* _EXERCISE_: Your response should consist of the full data, set down exactly.

(Collected data entries)

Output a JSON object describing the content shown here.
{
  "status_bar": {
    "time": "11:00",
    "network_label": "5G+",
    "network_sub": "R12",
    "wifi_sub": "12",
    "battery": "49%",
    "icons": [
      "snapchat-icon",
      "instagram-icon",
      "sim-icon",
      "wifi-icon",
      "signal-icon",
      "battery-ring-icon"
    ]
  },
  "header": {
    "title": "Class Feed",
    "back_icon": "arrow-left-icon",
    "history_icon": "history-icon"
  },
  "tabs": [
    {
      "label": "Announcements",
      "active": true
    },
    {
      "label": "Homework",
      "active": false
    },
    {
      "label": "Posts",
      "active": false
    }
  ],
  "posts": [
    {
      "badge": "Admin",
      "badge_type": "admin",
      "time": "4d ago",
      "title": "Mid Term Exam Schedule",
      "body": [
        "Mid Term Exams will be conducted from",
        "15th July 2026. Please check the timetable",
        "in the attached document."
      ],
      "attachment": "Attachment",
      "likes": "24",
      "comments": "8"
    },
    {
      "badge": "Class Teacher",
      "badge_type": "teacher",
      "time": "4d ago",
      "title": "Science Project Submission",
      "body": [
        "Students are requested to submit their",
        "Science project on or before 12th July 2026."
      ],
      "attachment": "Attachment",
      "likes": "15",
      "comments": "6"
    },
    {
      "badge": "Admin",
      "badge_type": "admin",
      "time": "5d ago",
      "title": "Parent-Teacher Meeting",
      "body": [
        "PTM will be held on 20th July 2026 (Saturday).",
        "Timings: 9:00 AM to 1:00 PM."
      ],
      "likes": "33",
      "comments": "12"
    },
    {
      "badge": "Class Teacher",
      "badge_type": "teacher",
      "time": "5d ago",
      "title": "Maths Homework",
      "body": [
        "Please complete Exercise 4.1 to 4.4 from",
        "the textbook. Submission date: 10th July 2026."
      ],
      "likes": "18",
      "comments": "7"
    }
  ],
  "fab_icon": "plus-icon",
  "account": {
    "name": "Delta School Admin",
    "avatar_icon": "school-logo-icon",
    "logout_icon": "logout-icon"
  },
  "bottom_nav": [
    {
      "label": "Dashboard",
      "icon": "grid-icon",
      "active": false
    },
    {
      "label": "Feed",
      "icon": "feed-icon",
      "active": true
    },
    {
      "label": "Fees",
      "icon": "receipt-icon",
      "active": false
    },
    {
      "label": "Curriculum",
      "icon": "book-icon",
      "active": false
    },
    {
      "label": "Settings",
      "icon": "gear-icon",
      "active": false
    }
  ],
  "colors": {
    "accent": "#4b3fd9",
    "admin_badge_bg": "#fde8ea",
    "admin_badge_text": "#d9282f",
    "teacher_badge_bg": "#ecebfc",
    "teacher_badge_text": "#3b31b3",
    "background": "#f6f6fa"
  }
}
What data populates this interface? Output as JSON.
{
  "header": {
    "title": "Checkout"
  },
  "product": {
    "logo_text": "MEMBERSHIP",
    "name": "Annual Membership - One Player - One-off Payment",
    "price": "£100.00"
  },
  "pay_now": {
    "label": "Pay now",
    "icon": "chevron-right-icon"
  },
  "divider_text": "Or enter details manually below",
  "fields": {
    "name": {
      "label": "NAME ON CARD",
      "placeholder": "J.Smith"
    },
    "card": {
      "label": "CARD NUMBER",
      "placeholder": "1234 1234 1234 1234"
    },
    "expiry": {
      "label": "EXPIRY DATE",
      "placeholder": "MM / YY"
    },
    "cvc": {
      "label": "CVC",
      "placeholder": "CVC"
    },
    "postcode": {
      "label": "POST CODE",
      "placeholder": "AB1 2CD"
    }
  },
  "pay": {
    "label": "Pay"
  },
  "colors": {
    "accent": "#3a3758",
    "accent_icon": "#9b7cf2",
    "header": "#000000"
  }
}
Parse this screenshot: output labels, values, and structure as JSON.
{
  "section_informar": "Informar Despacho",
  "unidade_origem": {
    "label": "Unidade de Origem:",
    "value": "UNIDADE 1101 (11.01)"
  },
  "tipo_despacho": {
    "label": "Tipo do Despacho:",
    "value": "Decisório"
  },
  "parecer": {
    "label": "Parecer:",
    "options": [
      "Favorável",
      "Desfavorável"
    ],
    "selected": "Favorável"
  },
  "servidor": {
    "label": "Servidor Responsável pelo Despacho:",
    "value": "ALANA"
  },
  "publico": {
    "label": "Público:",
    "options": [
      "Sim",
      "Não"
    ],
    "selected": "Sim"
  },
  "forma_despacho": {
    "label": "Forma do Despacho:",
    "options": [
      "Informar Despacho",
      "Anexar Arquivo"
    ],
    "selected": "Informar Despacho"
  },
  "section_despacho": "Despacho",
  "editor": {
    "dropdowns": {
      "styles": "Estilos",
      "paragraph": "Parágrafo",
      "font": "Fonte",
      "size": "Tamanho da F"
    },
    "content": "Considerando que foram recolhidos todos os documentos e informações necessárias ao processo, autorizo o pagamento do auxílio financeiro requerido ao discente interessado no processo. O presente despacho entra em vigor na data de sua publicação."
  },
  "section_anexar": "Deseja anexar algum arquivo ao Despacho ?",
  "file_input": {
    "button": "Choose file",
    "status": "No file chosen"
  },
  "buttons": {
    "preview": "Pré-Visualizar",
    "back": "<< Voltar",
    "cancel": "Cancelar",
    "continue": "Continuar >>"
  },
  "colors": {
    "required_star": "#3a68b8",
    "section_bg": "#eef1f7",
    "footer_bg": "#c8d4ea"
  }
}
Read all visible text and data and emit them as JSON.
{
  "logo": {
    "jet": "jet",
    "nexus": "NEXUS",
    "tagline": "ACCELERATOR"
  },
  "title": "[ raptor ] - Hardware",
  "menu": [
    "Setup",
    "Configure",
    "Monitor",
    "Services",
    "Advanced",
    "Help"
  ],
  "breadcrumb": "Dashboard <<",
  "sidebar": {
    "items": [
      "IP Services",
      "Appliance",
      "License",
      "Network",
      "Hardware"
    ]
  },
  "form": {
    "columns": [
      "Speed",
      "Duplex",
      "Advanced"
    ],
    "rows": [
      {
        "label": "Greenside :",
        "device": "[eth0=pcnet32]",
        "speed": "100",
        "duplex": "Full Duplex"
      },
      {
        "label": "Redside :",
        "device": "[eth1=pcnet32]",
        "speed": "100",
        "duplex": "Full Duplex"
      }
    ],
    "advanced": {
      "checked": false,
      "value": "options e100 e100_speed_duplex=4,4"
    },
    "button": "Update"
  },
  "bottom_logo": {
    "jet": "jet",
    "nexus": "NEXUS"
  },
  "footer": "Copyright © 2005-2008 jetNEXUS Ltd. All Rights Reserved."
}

* _OUTPUT FOR THIS EXERCISE_:
Output a JSON object describing the content shown here.
{
  "status_bar": {
    "time": "11:00",
    "network_label": "5G+",
    "network_sub": "R12",
    "wifi_sub": "12",
    "battery": "49%",
    "icons": [
      "snapchat-icon",
      "instagram-icon",
      "sim-icon",
      "wifi-icon",
      "signal-icon",
      "battery-ring-icon"
    ]
  },
  "header": {
    "title": "Class Feed",
    "back_icon": "arrow-left-icon",
    "history_icon": "history-icon"
  },
  "tabs": [
    {
      "label": "Announcements",
      "active": true
    },
    {
      "label": "Homework",
      "active": false
    },
    {
      "label": "Posts",
      "active": false
    }
  ],
  "posts": [
    {
      "badge": "Admin",
      "badge_type": "admin",
      "time": "4d ago",
      "title": "Mid Term Exam Schedule",
      "body": [
        "Mid Term Exams will be conducted from",
        "15th July 2026. Please check the timetable",
        "in the attached document."
      ],
      "attachment": "Attachment",
      "likes": "24",
      "comments": "8"
    },
    {
      "badge": "Class Teacher",
      "badge_type": "teacher",
      "time": "4d ago",
      "title": "Science Project Submission",
      "body": [
        "Students are requested to submit their",
        "Science project on or before 12th July 2026."
      ],
      "attachment": "Attachment",
      "likes": "15",
      "comments": "6"
    },
    {
      "badge": "Admin",
      "badge_type": "admin",
      "time": "5d ago",
      "title": "Parent-Teacher Meeting",
      "body": [
        "PTM will be held on 20th July 2026 (Saturday).",
        "Timings: 9:00 AM to 1:00 PM."
      ],
      "likes": "33",
      "comments": "12"
    },
    {
      "badge": "Class Teacher",
      "badge_type": "teacher",
      "time": "5d ago",
      "title": "Maths Homework",
      "body": [
        "Please complete Exercise 4.1 to 4.4 from",
        "the textbook. Submission date: 10th July 2026."
      ],
      "likes": "18",
      "comments": "7"
    }
  ],
  "fab_icon": "plus-icon",
  "account": {
    "name": "Delta School Admin",
    "avatar_icon": "school-logo-icon",
    "logout_icon": "logout-icon"
  },
  "bottom_nav": [
    {
      "label": "Dashboard",
      "icon": "grid-icon",
      "active": false
    },
    {
      "label": "Feed",
      "icon": "feed-icon",
      "active": true
    },
    {
      "label": "Fees",
      "icon": "receipt-icon",
      "active": false
    },
    {
      "label": "Curriculum",
      "icon": "book-icon",
      "active": false
    },
    {
      "label": "Settings",
      "icon": "gear-icon",
      "active": false
    }
  ],
  "colors": {
    "accent": "#4b3fd9",
    "admin_badge_bg": "#fde8ea",
    "admin_badge_text": "#d9282f",
    "teacher_badge_bg": "#ecebfc",
    "teacher_badge_text": "#3b31b3",
    "background": "#f6f6fa"
  }
}
What data populates this interface? Output as JSON.
{
  "header": {
    "title": "Checkout"
  },
  "product": {
    "logo_text": "MEMBERSHIP",
    "name": "Annual Membership - One Player - One-off Payment",
    "price": "£100.00"
  },
  "pay_now": {
    "label": "Pay now",
    "icon": "chevron-right-icon"
  },
  "divider_text": "Or enter details manually below",
  "fields": {
    "name": {
      "label": "NAME ON CARD",
      "placeholder": "J.Smith"
    },
    "card": {
      "label": "CARD NUMBER",
      "placeholder": "1234 1234 1234 1234"
    },
    "expiry": {
      "label": "EXPIRY DATE",
      "placeholder": "MM / YY"
    },
    "cvc": {
      "label": "CVC",
      "placeholder": "CVC"
    },
    "postcode": {
      "label": "POST CODE",
      "placeholder": "AB1 2CD"
    }
  },
  "pay": {
    "label": "Pay"
  },
  "colors": {
    "accent": "#3a3758",
    "accent_icon": "#9b7cf2",
    "header": "#000000"
  }
}
Parse this screenshot: output labels, values, and structure as JSON.
{
  "section_informar": "Informar Despacho",
  "unidade_origem": {
    "label": "Unidade de Origem:",
    "value": "UNIDADE 1101 (11.01)"
  },
  "tipo_despacho": {
    "label": "Tipo do Despacho:",
    "value": "Decisório"
  },
  "parecer": {
    "label": "Parecer:",
    "options": [
      "Favorável",
      "Desfavorável"
    ],
    "selected": "Favorável"
  },
  "servidor": {
    "label": "Servidor Responsável pelo Despacho:",
    "value": "ALANA"
  },
  "publico": {
    "label": "Público:",
    "options": [
      "Sim",
      "Não"
    ],
    "selected": "Sim"
  },
  "forma_despacho": {
    "label": "Forma do Despacho:",
    "options": [
      "Informar Despacho",
      "Anexar Arquivo"
    ],
    "selected": "Informar Despacho"
  },
  "section_despacho": "Despacho",
  "editor": {
    "dropdowns": {
      "styles": "Estilos",
      "paragraph": "Parágrafo",
      "font": "Fonte",
      "size": "Tamanho da F"
    },
    "content": "Considerando que foram recolhidos todos os documentos e informações necessárias ao processo, autorizo o pagamento do auxílio financeiro requerido ao discente interessado no processo. O presente despacho entra em vigor na data de sua publicação."
  },
  "section_anexar": "Deseja anexar algum arquivo ao Despacho ?",
  "file_input": {
    "button": "Choose file",
    "status": "No file chosen"
  },
  "buttons": {
    "preview": "Pré-Visualizar",
    "back": "<< Voltar",
    "cancel": "Cancelar",
    "continue": "Continuar >>"
  },
  "colors": {
    "required_star": "#3a68b8",
    "section_bg": "#eef1f7",
    "footer_bg": "#c8d4ea"
  }
}
Read all visible text and data and emit them as JSON.
{
  "logo": {
    "jet": "jet",
    "nexus": "NEXUS",
    "tagline": "ACCELERATOR"
  },
  "title": "[ raptor ] - Hardware",
  "menu": [
    "Setup",
    "Configure",
    "Monitor",
    "Services",
    "Advanced",
    "Help"
  ],
  "breadcrumb": "Dashboard <<",
  "sidebar": {
    "items": [
      "IP Services",
      "Appliance",
      "License",
      "Network",
      "Hardware"
    ]
  },
  "form": {
    "columns": [
      "Speed",
      "Duplex",
      "Advanced"
    ],
    "rows": [
      {
        "label": "Greenside :",
        "device": "[eth0=pcnet32]",
        "speed": "100",
        "duplex": "Full Duplex"
      },
      {
        "label": "Redside :",
        "device": "[eth1=pcnet32]",
        "speed": "100",
        "duplex": "Full Duplex"
      }
    ],
    "advanced": {
      "checked": false,
      "value": "options e100 e100_speed_duplex=4,4"
    },
    "button": "Update"
  },
  "bottom_logo": {
    "jet": "jet",
    "nexus": "NEXUS"
  },
  "footer": "Copyright © 2005-2008 jetNEXUS Ltd. All Rights Reserved."
}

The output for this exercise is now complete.